** Input data follows **

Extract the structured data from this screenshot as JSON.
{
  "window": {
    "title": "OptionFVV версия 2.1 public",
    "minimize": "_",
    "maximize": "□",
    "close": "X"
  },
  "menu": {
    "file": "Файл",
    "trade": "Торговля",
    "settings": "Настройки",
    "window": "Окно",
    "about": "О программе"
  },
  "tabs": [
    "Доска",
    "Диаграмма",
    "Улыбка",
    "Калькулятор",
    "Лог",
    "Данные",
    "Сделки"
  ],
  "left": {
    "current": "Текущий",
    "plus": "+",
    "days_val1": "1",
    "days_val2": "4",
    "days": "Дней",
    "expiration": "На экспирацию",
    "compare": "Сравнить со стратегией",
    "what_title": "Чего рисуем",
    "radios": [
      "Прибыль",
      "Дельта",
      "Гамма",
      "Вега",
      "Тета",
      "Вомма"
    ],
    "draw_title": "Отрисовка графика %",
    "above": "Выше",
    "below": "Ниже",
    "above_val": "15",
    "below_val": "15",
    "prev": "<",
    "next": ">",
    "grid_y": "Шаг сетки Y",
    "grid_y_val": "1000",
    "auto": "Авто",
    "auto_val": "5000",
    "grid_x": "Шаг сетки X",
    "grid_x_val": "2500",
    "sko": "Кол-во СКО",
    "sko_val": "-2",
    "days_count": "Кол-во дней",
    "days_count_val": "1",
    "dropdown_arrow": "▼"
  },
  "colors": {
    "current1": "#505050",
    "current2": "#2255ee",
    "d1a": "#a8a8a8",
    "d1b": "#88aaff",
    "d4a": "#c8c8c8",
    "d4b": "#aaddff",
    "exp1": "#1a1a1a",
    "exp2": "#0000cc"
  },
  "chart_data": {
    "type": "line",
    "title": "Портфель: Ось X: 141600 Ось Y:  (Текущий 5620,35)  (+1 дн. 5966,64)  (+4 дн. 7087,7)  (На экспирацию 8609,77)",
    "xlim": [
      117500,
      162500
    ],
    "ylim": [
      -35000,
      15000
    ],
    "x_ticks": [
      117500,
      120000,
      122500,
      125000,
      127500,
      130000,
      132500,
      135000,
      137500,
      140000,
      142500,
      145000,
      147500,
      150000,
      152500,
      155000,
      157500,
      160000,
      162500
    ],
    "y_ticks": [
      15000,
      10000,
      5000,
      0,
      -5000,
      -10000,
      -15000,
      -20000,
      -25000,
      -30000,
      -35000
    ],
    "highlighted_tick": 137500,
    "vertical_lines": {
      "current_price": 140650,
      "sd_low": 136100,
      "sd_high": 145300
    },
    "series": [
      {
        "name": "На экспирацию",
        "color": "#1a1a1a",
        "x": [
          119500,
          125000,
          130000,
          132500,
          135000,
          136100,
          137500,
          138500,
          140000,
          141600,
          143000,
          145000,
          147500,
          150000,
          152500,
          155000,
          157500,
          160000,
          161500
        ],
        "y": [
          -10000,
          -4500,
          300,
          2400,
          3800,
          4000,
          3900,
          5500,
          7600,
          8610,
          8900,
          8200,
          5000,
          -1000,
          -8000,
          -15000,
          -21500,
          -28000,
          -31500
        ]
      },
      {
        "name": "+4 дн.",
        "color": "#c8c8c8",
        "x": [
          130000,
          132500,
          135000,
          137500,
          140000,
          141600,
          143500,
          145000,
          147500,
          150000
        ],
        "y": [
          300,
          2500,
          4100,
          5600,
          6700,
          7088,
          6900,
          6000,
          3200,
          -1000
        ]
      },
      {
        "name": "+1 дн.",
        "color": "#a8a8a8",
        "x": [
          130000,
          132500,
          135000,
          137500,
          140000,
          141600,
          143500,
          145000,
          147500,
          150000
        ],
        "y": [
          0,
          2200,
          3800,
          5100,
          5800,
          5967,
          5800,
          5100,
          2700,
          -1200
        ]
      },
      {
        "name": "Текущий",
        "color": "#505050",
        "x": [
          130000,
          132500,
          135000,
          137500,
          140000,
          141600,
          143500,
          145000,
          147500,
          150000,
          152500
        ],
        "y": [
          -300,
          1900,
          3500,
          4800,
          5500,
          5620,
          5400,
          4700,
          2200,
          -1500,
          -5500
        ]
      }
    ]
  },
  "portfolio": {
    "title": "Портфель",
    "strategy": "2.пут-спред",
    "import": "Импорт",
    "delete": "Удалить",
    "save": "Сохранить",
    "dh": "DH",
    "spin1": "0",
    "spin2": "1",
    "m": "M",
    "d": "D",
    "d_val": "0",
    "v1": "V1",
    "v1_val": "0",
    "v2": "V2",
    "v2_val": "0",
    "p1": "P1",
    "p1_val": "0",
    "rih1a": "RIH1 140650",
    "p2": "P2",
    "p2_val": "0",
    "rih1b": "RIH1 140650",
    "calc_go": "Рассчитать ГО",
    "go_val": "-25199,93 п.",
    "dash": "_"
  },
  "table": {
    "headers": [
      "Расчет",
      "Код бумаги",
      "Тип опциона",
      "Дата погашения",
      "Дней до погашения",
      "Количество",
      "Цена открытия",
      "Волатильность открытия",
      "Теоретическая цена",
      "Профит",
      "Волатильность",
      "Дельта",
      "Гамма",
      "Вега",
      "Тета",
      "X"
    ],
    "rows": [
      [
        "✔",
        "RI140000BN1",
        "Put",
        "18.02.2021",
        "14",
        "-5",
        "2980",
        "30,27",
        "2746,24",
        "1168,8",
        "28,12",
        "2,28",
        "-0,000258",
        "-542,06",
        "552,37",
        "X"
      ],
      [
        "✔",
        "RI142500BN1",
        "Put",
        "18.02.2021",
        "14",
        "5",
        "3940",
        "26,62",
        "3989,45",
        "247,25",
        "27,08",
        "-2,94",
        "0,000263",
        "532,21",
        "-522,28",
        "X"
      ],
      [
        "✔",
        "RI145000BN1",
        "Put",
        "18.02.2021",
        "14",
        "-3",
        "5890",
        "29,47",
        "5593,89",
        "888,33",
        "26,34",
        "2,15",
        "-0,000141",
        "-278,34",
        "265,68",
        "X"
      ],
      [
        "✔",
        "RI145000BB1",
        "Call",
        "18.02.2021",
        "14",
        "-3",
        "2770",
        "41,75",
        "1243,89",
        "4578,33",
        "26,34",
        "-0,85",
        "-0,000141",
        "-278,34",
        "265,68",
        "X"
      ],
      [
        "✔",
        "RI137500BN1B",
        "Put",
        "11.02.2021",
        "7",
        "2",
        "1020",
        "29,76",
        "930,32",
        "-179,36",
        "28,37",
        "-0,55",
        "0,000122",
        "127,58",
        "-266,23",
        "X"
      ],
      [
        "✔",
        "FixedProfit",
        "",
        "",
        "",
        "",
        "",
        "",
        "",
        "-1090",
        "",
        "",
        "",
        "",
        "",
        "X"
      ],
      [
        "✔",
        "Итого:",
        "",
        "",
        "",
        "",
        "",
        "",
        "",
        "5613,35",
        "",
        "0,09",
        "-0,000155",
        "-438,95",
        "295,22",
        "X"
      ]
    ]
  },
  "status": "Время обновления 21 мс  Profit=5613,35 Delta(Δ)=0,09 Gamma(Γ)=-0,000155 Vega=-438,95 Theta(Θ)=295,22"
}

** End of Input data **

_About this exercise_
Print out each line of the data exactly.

_Answer section_
Extract the structured data from this screenshot as JSON.
{
  "window": {
    "title": "OptionFVV версия 2.1 public",
    "minimize": "_",
    "maximize": "□",
    "close": "X"
  },
  "menu": {
    "file": "Файл",
    "trade": "Торговля",
    "settings": "Настройки",
    "window": "Окно",
    "about": "О программе"
  },
  "tabs": [
    "Доска",
    "Диаграмма",
    "Улыбка",
    "Калькулятор",
    "Лог",
    "Данные",
    "Сделки"
  ],
  "left": {
    "current": "Текущий",
    "plus": "+",
    "days_val1": "1",
    "days_val2": "4",
    "days": "Дней",
    "expiration": "На экспирацию",
    "compare": "Сравнить со стратегией",
    "what_title": "Чего рисуем",
    "radios": [
      "Прибыль",
      "Дельта",
      "Гамма",
      "Вега",
      "Тета",
      "Вомма"
    ],
    "draw_title": "Отрисовка графика %",
    "above": "Выше",
    "below": "Ниже",
    "above_val": "15",
    "below_val": "15",
    "prev": "<",
    "next": ">",
    "grid_y": "Шаг сетки Y",
    "grid_y_val": "1000",
    "auto": "Авто",
    "auto_val": "5000",
    "grid_x": "Шаг сетки X",
    "grid_x_val": "2500",
    "sko": "Кол-во СКО",
    "sko_val": "-2",
    "days_count": "Кол-во дней",
    "days_count_val": "1",
    "dropdown_arrow": "▼"
  },
  "colors": {
    "current1": "#505050",
    "current2": "#2255ee",
    "d1a": "#a8a8a8",
    "d1b": "#88aaff",
    "d4a": "#c8c8c8",
    "d4b": "#aaddff",
    "exp1": "#1a1a1a",
    "exp2": "#0000cc"
  },
  "chart_data": {
    "type": "line",
    "title": "Портфель: Ось X: 141600 Ось Y:  (Текущий 5620,35)  (+1 дн. 5966,64)  (+4 дн. 7087,7)  (На экспирацию 8609,77)",
    "xlim": [
      117500,
      162500
    ],
    "ylim": [
      -35000,
      15000
    ],
    "x_ticks": [
      117500,
      120000,
      122500,
      125000,
      127500,
      130000,
      132500,
      135000,
      137500,
      140000,
      142500,
      145000,
      147500,
      150000,
      152500,
      155000,
      157500,
      160000,
      162500
    ],
    "y_ticks": [
      15000,
      10000,
      5000,
      0,
      -5000,
      -10000,
      -15000,
      -20000,
      -25000,
      -30000,
      -35000
    ],
    "highlighted_tick": 137500,
    "vertical_lines": {
      "current_price": 140650,
      "sd_low": 136100,
      "sd_high": 145300
    },
    "series": [
      {
        "name": "На экспирацию",
        "color": "#1a1a1a",
        "x": [
          119500,
          125000,
          130000,
          132500,
          135000,
          136100,
          137500,
          138500,
          140000,
          141600,
          143000,
          145000,
          147500,
          150000,
          152500,
          155000,
          157500,
          160000,
          161500
        ],
        "y": [
          -10000,
          -4500,
          300,
          2400,
          3800,
          4000,
          3900,
          5500,
          7600,
          8610,
          8900,
          8200,
          5000,
          -1000,
          -8000,
          -15000,
          -21500,
          -28000,
          -31500
        ]
      },
      {
        "name": "+4 дн.",
        "color": "#c8c8c8",
        "x": [
          130000,
          132500,
          135000,
          137500,
          140000,
          141600,
          143500,
          145000,
          147500,
          150000
        ],
        "y": [
          300,
          2500,
          4100,
          5600,
          6700,
          7088,
          6900,
          6000,
          3200,
          -1000
        ]
      },
      {
        "name": "+1 дн.",
        "color": "#a8a8a8",
        "x": [
          130000,
          132500,
          135000,
          137500,
          140000,
          141600,
          143500,
          145000,
          147500,
          150000
        ],
        "y": [
          0,
          2200,
          3800,
          5100,
          5800,
          5967,
          5800,
          5100,
          2700,
          -1200
        ]
      },
      {
        "name": "Текущий",
        "color": "#505050",
        "x": [
          130000,
          132500,
          135000,
          137500,
          140000,
          141600,
          143500,
          145000,
          147500,
          150000,
          152500
        ],
        "y": [
          -300,
          1900,
          3500,
          4800,
          5500,
          5620,
          5400,
          4700,
          2200,
          -1500,
          -5500
        ]
      }
    ]
  },
  "portfolio": {
    "title": "Портфель",
    "strategy": "2.пут-спред",
    "import": "Импорт",
    "delete": "Удалить",
    "save": "Сохранить",
    "dh": "DH",
    "spin1": "0",
    "spin2": "1",
    "m": "M",
    "d": "D",
    "d_val": "0",
    "v1": "V1",
    "v1_val": "0",
    "v2": "V2",
    "v2_val": "0",
    "p1": "P1",
    "p1_val": "0",
    "rih1a": "RIH1 140650",
    "p2": "P2",
    "p2_val": "0",
    "rih1b": "RIH1 140650",
    "calc_go": "Рассчитать ГО",
    "go_val": "-25199,93 п.",
    "dash": "_"
  },
  "table": {
    "headers": [
      "Расчет",
      "Код бумаги",
      "Тип опциона",
      "Дата погашения",
      "Дней до погашения",
      "Количество",
      "Цена открытия",
      "Волатильность открытия",
      "Теоретическая цена",
      "Профит",
      "Волатильность",
      "Дельта",
      "Гамма",
      "Вега",
      "Тета",
      "X"
    ],
    "rows": [
      [
        "✔",
        "RI140000BN1",
        "Put",
        "18.02.2021",
        "14",
        "-5",
        "2980",
        "30,27",
        "2746,24",
        "1168,8",
        "28,12",
        "2,28",
        "-0,000258",
        "-542,06",
        "552,37",
        "X"
      ],
      [
        "✔",
        "RI142500BN1",
        "Put",
        "18.02.2021",
        "14",
        "5",
        "3940",
        "26,62",
        "3989,45",
        "247,25",
        "27,08",
        "-2,94",
        "0,000263",
        "532,21",
        "-522,28",
        "X"
      ],
      [
        "✔",
        "RI145000BN1",
        "Put",
        "18.02.2021",
        "14",
        "-3",
        "5890",
        "29,47",
        "5593,89",
        "888,33",
        "26,34",
        "2,15",
        "-0,000141",
        "-278,34",
        "265,68",
        "X"
      ],
      [
        "✔",
        "RI145000BB1",
        "Call",
        "18.02.2021",
        "14",
        "-3",
        "2770",
        "41,75",
        "1243,89",
        "4578,33",
        "26,34",
        "-0,85",
        "-0,000141",
        "-278,34",
        "265,68",
        "X"
      ],
      [
        "✔",
        "RI137500BN1B",
        "Put",
        "11.02.2021",
        "7",
        "2",
        "1020",
        "29,76",
        "930,32",
        "-179,36",
        "28,37",
        "-0,55",
        "0,000122",
        "127,58",
        "-266,23",
        "X"
      ],
      [
        "✔",
        "FixedProfit",
        "",
        "",
        "",
        "",
        "",
        "",
        "",
        "-1090",
        "",
        "",
        "",
        "",
        "",
        "X"
      ],
      [
        "✔",
        "Итого:",
        "",
        "",
        "",
        "",
        "",
        "",
        "",
        "5613,35",
        "",
        "0,09",
        "-0,000155",
        "-438,95",
        "295,22",
        "X"
      ]
    ]
  },
  "status": "Время обновления 21 мс  Profit=5613,35 Delta(Δ)=0,09 Gamma(Γ)=-0,000155 Vega=-438,95 Theta(Θ)=295,22"
}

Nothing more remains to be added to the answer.